In this study, we used the Particle Flow Code 2D (PFC2D) to simulate interaction of hydraulic fractures and natural fractures in low permeable hard rock. Natural fractures are simulated using the smooth joint model of PFC2D. We modified our fluid flow algorithm to model larger fracture permeability, and we investigated interactions of hydraulic fractures and natural fractures by varying the angle of approach and viscosity of the fracturing fluid. We also investigated seismic events evolving in a complex fracture network. The results demonstrate that our modelling tool is able to capture all possible interactions of hydraulic and natural fractures: Arrest, Crossing, Slippage of hydraulic fracture, Dilation of natural fracture, Closing/Opening of natural fracture. With low angle of approach, the hydraulic fracture coalesces with the natural fractures and results in hydro-shearing and propagation of hydro-wing fractures at the tips that are mostly Mode I type. We tested the model containing multiple natural fractures with varied fluid viscosity. Hydraulic fracture generated by high viscosity fluid tends to be localized, linear and less influenced by the natural fractures. In the complex network of natural fractures, fluid columns built along the fracture network increase the local state of stress by stress shadowing. Hydro-shearing of the natural fractures that were under increased stress state can be explained as the main mechanism responsible for occurrence of larger magnitude microseismic events.
Geothermal energy stored in the deep subsurface especially in low permeable and hard crystalline rock mass can be accessed by enlarging the surface area where the injected fluid makes contacts to rock mass containing geothermal heat and by increasing the flow rates of the injected fluid through natural pre-existing fracture.
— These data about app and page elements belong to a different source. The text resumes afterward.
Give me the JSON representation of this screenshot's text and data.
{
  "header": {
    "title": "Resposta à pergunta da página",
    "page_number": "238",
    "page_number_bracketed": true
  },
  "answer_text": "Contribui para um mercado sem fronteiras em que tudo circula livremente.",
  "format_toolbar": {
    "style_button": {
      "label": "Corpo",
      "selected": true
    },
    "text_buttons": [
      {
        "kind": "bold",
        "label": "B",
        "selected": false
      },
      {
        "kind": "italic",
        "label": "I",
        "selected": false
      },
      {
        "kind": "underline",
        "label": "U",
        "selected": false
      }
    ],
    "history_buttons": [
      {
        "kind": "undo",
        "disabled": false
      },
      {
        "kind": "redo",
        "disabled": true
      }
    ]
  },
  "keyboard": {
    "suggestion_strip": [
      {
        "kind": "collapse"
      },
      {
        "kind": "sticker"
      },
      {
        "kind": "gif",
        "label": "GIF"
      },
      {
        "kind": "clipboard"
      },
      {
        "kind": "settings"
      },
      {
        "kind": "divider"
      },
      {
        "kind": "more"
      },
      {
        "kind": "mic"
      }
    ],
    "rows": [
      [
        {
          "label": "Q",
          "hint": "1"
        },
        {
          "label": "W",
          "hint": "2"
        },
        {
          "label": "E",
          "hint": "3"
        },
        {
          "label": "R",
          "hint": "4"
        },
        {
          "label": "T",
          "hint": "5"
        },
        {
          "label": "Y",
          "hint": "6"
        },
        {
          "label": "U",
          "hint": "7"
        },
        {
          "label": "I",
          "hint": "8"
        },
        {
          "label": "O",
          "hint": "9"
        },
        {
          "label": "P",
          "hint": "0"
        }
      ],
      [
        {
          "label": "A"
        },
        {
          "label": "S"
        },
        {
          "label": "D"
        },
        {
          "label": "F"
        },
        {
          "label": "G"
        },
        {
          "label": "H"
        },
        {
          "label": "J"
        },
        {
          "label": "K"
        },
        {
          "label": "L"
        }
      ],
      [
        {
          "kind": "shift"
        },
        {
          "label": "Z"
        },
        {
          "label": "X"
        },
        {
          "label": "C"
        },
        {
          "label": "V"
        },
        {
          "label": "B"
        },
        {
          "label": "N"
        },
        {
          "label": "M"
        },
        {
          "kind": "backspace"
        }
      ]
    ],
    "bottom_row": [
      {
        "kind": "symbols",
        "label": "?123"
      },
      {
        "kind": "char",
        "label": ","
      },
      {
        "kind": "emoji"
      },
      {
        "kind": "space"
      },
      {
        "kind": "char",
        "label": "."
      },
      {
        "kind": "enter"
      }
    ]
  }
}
These two concepts contribute in the oil and gas industry and enhanced geothermal system to improve the productivity of the hydrocarbon and the geothermal heat energy, respectively.
One of the key factors in successful creation of an efficient subsurface heat exchanger is to predict the propagation of hydraulic fractures (HF) and their interaction with natural pre-existing fractures (NF). There are a number of numerical codes that can simulate interactions of HF and NF, e.g. UDEC . However, not many of these codes are able to simulate the dynamic processes involved in the HF-NF interaction, i.e. evolution of seismicity in HF-NF interactions.